Page and application data records.
┄┄┄┄┄┄┄┄┄┄┄┄┄┄┄┄┄┄┄┄

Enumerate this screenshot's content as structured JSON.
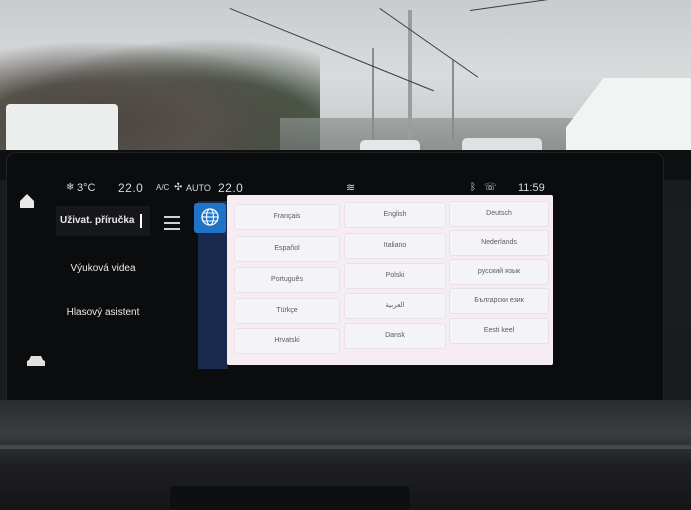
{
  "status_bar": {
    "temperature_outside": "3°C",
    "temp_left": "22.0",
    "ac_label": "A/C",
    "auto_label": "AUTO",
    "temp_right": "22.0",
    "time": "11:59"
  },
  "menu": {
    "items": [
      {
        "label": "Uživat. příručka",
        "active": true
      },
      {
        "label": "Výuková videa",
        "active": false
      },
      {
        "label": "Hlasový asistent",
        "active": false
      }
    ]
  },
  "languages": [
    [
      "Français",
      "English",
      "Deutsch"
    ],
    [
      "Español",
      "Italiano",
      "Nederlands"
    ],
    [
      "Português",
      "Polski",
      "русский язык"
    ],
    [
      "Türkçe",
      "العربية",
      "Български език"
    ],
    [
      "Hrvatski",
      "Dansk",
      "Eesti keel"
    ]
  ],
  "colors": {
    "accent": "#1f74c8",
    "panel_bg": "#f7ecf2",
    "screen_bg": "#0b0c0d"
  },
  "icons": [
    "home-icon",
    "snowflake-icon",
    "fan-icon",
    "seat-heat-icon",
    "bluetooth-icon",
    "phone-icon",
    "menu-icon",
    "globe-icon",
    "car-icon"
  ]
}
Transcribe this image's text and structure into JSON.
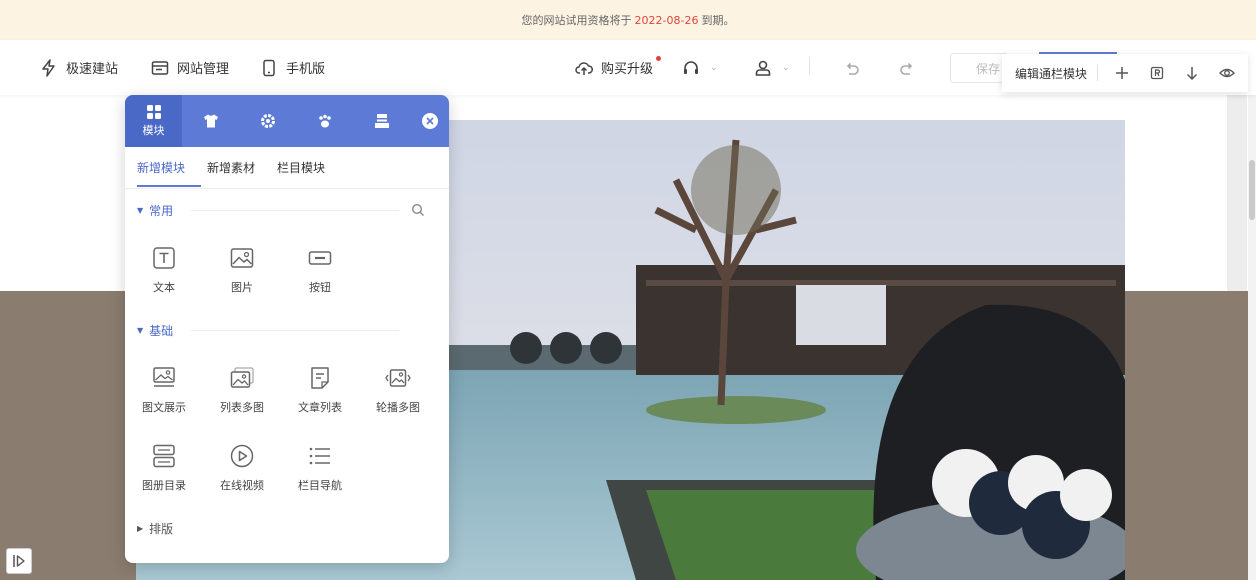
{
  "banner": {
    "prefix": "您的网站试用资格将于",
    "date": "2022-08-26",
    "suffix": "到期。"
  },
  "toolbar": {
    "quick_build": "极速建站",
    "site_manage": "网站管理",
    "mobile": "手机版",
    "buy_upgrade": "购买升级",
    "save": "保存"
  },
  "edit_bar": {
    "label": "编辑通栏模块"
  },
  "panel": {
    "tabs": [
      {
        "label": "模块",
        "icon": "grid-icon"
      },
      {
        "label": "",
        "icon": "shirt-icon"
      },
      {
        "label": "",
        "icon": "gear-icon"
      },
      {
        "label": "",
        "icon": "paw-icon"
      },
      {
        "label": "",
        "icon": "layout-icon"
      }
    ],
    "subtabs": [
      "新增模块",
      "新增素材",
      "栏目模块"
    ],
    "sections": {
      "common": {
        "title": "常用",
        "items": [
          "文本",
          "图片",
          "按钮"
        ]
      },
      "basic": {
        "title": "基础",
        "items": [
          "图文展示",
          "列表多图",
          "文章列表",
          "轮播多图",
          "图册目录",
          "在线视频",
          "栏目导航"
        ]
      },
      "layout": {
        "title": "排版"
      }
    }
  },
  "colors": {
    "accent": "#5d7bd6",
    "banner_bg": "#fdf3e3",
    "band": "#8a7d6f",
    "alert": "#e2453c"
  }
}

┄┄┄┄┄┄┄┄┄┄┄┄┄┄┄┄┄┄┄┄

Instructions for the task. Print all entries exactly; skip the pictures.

Response box.
Enumerate this screenshot's content as structured JSON.
{
  "status_bar": {
    "temperature_outside": "3°C",
    "temp_left": "22.0",
    "ac_label": "A/C",
    "auto_label": "AUTO",
    "temp_right": "22.0",
    "time": "11:59"
  },
  "menu": {
    "items": [
      {
        "label": "Uživat. příručka",
        "active": true
      },
      {
        "label": "Výuková videa",
        "active": false
      },
      {
        "label": "Hlasový asistent",
        "active": false
      }
    ]
  },
  "languages": [
    [
      "Français",
      "English",
      "Deutsch"
    ],
    [
      "Español",
      "Italiano",
      "Nederlands"
    ],
    [
      "Português",
      "Polski",
      "русский язык"
    ],
    [
      "Türkçe",
      "العربية",
      "Български език"
    ],
    [
      "Hrvatski",
      "Dansk",
      "Eesti keel"
    ]
  ],
  "colors": {
    "accent": "#1f74c8",
    "panel_bg": "#f7ecf2",
    "screen_bg": "#0b0c0d"
  },
  "icons": [
    "home-icon",
    "snowflake-icon",
    "fan-icon",
    "seat-heat-icon",
    "bluetooth-icon",
    "phone-icon",
    "menu-icon",
    "globe-icon",
    "car-icon"
  ]
}
Transcribe this image's text and structure into JSON.
{
  "banner": {
    "prefix": "您的网站试用资格将于",
    "date": "2022-08-26",
    "suffix": "到期。"
  },
  "toolbar": {
    "quick_build": "极速建站",
    "site_manage": "网站管理",
    "mobile": "手机版",
    "buy_upgrade": "购买升级",
    "save": "保存"
  },
  "edit_bar": {
    "label": "编辑通栏模块"
  },
  "panel": {
    "tabs": [
      {
        "label": "模块",
        "icon": "grid-icon"
      },
      {
        "label": "",
        "icon": "shirt-icon"
      },
      {
        "label": "",
        "icon": "gear-icon"
      },
      {
        "label": "",
        "icon": "paw-icon"
      },
      {
        "label": "",
        "icon": "layout-icon"
      }
    ],
    "subtabs": [
      "新增模块",
      "新增素材",
      "栏目模块"
    ],
    "sections": {
      "common": {
        "title": "常用",
        "items": [
          "文本",
          "图片",
          "按钮"
        ]
      },
      "basic": {
        "title": "基础",
        "items": [
          "图文展示",
          "列表多图",
          "文章列表",
          "轮播多图",
          "图册目录",
          "在线视频",
          "栏目导航"
        ]
      },
      "layout": {
        "title": "排版"
      }
    }
  },
  "colors": {
    "accent": "#5d7bd6",
    "banner_bg": "#fdf3e3",
    "band": "#8a7d6f",
    "alert": "#e2453c"
  }
}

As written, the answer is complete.